→ **AIM OF THE EXERCISE**:
Return all lines in the data where the string "from" can be found.

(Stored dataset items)

==============================

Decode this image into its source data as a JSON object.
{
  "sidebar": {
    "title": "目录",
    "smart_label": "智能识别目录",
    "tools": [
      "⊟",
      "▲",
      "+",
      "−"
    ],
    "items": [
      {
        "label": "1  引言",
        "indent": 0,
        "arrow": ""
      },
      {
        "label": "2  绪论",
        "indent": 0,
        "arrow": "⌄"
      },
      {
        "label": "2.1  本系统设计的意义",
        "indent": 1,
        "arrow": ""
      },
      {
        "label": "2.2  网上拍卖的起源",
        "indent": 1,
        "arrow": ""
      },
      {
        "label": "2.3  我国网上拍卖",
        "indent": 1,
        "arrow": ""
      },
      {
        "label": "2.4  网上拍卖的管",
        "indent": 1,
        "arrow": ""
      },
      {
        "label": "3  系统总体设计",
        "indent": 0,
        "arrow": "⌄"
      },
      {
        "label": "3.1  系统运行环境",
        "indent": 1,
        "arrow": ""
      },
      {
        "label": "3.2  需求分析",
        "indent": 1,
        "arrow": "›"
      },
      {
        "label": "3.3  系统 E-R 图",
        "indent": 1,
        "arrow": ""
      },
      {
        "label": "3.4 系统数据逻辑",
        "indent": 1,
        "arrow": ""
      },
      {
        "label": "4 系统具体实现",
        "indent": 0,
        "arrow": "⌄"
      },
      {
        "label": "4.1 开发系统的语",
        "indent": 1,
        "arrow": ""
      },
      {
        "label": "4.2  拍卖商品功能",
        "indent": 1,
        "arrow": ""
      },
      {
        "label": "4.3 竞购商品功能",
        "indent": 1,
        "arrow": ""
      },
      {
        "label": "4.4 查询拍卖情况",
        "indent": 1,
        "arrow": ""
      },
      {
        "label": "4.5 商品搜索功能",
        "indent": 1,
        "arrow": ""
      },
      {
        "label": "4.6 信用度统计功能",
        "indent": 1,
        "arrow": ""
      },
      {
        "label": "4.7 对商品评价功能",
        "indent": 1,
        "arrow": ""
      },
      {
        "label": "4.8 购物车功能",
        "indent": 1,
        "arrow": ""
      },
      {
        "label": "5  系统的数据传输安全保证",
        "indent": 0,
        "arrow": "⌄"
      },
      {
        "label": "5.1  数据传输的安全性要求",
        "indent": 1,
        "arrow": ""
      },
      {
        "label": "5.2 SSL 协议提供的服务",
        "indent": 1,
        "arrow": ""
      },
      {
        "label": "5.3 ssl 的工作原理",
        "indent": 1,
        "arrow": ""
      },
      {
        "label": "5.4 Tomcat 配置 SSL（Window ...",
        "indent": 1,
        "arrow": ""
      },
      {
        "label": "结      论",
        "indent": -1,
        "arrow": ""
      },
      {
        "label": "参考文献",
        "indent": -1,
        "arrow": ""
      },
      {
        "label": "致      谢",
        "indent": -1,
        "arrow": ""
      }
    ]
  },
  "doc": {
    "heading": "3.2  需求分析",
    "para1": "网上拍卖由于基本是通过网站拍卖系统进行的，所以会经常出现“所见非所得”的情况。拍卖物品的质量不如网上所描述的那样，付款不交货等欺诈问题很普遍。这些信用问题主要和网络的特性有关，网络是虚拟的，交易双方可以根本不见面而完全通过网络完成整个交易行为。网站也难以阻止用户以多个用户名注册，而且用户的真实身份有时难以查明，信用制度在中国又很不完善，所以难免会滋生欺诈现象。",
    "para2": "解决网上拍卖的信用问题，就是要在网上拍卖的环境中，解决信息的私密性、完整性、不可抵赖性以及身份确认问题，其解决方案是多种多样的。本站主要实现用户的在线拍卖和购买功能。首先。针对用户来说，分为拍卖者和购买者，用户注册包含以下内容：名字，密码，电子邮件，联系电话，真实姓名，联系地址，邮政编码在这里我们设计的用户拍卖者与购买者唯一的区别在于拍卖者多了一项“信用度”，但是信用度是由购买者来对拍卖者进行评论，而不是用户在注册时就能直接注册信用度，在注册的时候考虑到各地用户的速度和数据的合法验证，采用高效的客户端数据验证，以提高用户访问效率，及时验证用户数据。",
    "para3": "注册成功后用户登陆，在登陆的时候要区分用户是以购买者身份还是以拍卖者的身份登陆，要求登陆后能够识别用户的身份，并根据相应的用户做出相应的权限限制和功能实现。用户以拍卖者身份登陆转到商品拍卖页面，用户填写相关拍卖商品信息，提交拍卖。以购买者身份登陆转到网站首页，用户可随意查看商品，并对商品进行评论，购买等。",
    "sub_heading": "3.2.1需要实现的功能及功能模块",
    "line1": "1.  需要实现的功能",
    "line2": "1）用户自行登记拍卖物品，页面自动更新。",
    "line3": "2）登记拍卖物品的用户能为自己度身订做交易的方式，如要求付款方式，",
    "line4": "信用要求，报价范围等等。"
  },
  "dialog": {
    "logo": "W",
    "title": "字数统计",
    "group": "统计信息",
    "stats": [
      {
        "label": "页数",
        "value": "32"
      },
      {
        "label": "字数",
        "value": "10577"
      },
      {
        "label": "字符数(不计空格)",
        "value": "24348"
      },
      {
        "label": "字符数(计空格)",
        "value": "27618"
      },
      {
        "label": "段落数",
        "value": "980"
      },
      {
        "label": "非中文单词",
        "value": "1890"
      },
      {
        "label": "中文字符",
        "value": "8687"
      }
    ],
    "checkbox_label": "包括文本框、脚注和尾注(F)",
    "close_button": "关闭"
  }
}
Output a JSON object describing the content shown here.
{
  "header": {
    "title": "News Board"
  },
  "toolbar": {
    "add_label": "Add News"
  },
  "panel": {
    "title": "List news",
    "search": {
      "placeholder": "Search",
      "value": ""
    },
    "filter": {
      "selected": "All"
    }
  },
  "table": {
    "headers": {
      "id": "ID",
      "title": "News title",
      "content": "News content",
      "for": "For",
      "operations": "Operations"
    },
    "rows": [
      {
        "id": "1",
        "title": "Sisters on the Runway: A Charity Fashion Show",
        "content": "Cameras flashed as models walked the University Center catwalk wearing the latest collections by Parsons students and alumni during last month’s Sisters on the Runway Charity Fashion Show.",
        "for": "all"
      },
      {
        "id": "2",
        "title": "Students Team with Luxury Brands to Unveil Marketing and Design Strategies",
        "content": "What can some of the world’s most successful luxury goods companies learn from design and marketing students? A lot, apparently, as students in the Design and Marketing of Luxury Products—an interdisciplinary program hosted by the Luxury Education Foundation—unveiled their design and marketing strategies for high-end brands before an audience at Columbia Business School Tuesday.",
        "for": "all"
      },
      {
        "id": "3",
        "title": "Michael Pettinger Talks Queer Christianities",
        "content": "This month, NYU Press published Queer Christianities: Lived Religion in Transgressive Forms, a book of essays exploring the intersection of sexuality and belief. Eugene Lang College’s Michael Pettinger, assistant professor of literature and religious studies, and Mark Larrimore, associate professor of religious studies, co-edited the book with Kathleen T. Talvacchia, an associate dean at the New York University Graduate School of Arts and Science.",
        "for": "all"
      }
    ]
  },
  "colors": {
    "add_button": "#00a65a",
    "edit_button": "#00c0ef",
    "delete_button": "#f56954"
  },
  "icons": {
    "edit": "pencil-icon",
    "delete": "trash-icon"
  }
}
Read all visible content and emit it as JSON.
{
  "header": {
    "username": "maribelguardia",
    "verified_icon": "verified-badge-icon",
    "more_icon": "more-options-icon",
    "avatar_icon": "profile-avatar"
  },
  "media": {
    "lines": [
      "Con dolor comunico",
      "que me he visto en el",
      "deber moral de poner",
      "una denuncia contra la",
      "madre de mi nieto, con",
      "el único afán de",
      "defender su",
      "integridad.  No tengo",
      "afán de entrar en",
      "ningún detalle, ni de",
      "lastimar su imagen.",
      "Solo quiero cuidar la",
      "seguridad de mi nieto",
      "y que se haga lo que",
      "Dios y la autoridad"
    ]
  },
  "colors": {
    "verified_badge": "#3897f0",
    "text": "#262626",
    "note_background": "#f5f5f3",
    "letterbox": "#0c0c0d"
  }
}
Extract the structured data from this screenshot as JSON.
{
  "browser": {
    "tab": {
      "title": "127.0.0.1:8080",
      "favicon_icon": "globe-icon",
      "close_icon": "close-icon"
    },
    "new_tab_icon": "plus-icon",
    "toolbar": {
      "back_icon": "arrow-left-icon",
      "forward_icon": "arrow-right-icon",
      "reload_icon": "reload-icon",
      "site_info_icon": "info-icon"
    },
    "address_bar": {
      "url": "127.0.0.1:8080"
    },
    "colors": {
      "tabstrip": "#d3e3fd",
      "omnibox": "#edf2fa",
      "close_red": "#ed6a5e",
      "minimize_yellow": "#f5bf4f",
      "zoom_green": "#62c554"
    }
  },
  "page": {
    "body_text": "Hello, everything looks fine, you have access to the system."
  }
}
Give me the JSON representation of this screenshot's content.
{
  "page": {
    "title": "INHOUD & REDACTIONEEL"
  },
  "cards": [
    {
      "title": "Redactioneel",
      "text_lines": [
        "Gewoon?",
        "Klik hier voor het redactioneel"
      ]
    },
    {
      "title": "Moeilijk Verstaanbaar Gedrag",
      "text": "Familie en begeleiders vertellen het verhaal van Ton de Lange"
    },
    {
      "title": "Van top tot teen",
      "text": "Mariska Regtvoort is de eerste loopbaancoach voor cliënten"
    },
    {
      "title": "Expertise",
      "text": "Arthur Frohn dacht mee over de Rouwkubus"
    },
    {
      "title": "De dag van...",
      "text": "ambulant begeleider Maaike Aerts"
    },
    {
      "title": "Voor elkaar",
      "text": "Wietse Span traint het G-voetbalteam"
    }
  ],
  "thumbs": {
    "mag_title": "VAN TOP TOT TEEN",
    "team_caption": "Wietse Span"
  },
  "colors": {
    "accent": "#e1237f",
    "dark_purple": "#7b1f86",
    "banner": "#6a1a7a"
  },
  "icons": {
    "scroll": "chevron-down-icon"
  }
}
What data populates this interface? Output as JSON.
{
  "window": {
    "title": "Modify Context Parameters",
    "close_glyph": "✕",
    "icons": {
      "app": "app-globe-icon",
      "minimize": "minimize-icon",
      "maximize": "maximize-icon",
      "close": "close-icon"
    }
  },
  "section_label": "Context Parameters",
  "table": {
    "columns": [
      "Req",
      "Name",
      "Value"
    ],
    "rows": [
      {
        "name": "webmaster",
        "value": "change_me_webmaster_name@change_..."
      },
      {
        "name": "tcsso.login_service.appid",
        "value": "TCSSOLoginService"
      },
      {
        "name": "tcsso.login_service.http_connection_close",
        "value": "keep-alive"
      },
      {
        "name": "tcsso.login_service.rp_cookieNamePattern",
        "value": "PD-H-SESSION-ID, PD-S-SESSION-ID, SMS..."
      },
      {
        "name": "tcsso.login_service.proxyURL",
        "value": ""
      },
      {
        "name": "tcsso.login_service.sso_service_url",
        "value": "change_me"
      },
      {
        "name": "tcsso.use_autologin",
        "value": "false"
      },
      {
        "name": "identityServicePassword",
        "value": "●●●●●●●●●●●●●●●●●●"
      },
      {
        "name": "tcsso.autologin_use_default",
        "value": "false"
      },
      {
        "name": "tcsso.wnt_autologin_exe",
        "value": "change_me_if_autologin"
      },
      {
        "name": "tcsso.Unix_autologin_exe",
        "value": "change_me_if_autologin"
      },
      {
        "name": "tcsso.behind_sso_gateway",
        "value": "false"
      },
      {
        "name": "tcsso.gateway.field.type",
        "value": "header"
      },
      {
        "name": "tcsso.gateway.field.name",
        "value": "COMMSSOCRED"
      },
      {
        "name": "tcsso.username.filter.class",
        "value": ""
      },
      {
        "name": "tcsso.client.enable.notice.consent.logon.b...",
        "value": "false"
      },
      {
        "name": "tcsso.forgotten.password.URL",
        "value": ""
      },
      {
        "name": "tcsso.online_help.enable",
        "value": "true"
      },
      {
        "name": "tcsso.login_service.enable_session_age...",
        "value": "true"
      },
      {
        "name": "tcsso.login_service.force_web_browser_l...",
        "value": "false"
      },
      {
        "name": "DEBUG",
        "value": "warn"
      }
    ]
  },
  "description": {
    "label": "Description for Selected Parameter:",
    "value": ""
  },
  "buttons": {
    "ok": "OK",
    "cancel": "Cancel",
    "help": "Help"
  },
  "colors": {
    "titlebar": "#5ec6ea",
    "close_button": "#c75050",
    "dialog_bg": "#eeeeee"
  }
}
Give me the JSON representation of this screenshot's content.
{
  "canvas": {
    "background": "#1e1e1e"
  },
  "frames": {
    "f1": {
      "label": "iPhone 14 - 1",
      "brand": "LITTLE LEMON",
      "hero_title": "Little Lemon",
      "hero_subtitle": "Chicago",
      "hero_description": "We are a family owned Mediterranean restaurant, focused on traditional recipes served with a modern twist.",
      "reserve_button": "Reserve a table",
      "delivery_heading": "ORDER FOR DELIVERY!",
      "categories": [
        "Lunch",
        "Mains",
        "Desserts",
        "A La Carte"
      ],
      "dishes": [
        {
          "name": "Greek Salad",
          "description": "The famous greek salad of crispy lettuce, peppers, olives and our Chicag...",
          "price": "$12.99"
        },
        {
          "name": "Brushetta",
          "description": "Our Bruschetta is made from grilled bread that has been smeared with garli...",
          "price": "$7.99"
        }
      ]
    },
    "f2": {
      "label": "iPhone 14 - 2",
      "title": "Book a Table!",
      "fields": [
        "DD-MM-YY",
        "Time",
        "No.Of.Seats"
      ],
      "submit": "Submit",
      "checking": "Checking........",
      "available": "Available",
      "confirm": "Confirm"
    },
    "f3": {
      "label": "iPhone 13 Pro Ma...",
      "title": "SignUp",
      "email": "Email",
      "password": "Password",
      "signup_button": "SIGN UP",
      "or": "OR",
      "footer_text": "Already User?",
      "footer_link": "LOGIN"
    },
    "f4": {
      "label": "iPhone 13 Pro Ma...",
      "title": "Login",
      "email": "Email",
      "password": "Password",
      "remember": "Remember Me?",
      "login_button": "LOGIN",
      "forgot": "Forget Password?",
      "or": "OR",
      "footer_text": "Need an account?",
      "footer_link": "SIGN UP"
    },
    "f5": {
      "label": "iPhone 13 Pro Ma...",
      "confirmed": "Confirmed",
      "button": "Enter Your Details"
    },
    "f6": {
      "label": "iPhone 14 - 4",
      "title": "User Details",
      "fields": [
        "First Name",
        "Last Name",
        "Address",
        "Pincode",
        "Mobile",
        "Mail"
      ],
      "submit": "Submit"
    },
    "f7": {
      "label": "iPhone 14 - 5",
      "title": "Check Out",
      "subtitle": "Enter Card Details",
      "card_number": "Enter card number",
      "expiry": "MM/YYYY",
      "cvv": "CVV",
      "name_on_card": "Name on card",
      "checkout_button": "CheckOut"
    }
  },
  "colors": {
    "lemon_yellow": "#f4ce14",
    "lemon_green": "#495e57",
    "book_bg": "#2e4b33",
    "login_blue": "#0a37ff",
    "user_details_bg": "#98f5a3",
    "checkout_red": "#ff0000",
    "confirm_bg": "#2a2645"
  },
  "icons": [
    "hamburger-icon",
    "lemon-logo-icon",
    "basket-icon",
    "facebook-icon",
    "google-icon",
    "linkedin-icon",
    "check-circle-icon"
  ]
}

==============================

→ **OUTPUT OF THE TASK**:
        "content": "What can some of the world’s most successful luxury goods companies learn from design and marketing students? A lot, apparently, as students in the Design and Marketing of Luxury Products—an interdisciplinary program hosted by the Luxury Education Foundation—unveiled their design and marketing strategies for high-end brands before an audience at Columbia Business School Tuesday.",
Extract the structured data from this screenshot as JSON.
          "description": "Our Bruschetta is made from grilled bread that has been smeared with garli...",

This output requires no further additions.